• TASK STATEMENT: From the entries, copy every line that carries the string "realized".

========

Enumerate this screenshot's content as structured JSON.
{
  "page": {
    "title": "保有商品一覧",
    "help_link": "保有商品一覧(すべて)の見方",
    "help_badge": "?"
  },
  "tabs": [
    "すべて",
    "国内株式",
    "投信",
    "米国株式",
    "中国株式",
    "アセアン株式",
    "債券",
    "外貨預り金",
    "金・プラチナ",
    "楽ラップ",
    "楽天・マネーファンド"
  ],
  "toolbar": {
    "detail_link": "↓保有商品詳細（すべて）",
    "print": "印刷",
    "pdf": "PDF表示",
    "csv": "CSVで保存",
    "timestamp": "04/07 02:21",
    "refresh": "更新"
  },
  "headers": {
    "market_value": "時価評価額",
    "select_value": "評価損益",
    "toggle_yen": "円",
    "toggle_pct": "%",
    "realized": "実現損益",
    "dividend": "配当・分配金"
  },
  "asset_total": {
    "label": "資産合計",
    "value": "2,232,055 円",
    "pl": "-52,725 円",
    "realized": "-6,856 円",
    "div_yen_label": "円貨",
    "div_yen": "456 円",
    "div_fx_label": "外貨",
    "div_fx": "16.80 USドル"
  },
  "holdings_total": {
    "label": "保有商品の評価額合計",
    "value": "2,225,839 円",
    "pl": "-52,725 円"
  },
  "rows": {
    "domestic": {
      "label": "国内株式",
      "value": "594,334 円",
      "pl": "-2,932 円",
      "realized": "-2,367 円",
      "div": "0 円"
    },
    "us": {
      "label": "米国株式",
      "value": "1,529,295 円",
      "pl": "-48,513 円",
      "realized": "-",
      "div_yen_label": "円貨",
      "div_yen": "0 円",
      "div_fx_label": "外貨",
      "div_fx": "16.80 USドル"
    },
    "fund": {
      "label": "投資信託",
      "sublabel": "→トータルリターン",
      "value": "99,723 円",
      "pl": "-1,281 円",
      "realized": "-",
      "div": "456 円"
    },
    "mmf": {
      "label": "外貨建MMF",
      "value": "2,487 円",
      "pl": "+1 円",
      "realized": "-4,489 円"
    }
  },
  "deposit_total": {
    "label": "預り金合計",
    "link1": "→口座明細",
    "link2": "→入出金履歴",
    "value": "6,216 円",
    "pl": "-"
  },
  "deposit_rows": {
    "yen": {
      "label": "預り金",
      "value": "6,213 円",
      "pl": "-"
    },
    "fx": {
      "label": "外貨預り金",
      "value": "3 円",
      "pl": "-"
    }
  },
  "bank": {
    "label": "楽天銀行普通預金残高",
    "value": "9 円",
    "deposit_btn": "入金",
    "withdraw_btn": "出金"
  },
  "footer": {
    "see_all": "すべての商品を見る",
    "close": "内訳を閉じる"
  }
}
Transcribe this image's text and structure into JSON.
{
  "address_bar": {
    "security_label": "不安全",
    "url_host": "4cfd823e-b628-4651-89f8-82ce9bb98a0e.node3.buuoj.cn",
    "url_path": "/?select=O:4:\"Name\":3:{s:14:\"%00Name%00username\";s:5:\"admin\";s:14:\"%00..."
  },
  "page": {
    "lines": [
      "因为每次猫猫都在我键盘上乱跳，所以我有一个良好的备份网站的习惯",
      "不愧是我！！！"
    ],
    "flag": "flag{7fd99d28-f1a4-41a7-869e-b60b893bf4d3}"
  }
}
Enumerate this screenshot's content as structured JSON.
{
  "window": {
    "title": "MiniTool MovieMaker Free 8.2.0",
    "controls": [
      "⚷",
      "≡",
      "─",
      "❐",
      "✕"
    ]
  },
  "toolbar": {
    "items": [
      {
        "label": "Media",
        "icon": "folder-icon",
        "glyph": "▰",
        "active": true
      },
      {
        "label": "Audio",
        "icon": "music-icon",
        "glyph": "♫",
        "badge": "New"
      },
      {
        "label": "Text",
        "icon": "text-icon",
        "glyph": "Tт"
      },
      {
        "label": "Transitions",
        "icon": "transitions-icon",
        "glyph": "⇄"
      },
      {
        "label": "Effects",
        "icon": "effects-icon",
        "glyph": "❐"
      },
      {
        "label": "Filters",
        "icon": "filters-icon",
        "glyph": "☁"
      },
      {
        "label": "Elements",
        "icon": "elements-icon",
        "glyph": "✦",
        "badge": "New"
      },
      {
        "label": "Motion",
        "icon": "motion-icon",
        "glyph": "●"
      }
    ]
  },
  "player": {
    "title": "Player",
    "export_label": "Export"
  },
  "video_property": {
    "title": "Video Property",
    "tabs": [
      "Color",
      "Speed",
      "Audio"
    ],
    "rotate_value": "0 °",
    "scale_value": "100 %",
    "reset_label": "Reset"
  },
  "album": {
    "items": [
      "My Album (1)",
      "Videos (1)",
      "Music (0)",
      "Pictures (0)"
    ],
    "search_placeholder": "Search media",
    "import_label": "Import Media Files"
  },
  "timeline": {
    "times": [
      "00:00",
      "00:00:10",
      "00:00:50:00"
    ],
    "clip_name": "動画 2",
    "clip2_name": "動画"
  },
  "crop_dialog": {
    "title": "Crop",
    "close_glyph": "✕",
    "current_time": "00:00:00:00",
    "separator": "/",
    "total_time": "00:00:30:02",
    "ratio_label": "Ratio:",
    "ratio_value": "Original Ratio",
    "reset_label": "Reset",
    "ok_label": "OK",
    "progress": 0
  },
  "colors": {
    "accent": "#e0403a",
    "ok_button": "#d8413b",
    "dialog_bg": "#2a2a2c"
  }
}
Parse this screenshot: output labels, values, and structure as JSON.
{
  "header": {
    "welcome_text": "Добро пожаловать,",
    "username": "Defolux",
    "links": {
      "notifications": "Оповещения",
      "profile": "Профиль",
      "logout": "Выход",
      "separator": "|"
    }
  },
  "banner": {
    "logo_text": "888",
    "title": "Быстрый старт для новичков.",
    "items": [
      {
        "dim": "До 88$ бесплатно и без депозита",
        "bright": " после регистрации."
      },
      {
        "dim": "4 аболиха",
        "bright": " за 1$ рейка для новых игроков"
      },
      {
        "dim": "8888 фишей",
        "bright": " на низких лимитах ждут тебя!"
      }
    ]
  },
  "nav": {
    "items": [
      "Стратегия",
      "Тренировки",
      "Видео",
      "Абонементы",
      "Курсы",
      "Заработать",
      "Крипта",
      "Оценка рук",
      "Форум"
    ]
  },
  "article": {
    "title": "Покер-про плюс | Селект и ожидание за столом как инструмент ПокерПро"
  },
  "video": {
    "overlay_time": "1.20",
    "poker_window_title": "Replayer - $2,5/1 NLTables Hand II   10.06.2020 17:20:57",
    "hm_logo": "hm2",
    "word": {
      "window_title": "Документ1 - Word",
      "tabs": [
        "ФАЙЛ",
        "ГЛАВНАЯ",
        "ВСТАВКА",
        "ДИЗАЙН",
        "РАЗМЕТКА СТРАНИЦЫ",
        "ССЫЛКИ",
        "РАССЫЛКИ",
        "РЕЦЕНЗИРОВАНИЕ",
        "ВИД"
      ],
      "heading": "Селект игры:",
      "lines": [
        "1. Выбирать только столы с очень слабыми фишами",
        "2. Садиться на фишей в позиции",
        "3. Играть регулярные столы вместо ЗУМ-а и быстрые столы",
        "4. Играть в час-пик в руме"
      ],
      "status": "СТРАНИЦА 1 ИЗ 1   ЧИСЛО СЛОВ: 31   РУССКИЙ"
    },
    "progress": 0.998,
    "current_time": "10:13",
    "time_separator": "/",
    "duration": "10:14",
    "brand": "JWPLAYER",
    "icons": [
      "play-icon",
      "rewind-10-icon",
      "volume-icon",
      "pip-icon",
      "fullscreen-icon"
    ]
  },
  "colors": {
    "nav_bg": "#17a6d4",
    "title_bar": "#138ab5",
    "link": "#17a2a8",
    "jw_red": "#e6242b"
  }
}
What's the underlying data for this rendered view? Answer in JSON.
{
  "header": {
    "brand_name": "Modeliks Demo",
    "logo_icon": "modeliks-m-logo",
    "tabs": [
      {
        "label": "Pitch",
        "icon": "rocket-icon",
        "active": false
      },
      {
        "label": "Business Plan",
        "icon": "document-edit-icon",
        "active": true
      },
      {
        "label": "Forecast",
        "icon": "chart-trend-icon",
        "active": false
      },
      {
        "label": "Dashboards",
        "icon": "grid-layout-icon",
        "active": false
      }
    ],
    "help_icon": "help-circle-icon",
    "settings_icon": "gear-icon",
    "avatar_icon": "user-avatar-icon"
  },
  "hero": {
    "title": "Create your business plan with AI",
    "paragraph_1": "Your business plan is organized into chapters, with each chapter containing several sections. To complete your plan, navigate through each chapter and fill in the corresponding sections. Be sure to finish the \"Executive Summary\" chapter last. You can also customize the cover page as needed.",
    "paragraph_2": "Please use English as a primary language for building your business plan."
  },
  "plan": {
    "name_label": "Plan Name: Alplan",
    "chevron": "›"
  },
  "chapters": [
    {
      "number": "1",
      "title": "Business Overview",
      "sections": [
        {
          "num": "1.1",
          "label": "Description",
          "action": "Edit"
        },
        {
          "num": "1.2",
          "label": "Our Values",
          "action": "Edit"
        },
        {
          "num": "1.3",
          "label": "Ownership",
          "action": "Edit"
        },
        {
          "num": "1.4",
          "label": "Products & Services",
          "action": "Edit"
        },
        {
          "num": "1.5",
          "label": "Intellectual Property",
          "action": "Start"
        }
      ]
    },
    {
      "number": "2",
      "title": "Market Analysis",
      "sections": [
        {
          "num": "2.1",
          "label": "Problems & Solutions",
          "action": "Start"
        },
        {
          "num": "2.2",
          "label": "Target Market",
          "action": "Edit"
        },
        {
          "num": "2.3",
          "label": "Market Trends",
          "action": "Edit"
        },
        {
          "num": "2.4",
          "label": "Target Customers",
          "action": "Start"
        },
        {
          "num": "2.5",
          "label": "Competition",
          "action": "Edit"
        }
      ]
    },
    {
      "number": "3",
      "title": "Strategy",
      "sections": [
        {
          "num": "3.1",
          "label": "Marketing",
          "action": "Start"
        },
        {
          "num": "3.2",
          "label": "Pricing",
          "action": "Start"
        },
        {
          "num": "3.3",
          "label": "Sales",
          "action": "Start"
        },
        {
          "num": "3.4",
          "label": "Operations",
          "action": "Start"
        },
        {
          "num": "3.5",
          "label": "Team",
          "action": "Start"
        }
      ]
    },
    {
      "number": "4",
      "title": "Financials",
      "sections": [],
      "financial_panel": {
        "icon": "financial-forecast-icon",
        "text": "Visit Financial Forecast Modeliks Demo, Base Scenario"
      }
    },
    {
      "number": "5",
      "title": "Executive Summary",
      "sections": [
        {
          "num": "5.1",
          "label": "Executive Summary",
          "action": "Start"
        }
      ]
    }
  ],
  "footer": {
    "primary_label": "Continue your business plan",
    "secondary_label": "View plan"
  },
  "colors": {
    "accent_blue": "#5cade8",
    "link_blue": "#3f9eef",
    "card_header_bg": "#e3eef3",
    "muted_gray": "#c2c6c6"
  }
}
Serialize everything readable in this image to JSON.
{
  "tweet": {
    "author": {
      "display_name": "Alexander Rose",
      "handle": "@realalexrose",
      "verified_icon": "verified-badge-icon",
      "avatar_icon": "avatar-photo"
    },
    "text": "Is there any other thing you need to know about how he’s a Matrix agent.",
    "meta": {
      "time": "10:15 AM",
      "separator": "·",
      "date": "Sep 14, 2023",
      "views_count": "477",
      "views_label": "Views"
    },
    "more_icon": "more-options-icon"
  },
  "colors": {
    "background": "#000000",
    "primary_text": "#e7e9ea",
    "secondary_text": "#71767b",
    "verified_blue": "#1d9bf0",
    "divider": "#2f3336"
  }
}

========

• FINAL ANSWER:
    "realized": "実現損益",
    "realized": "-6,856 円",
      "realized": "-2,367 円",
      "realized": "-",
      "realized": "-",
      "realized": "-4,489 円"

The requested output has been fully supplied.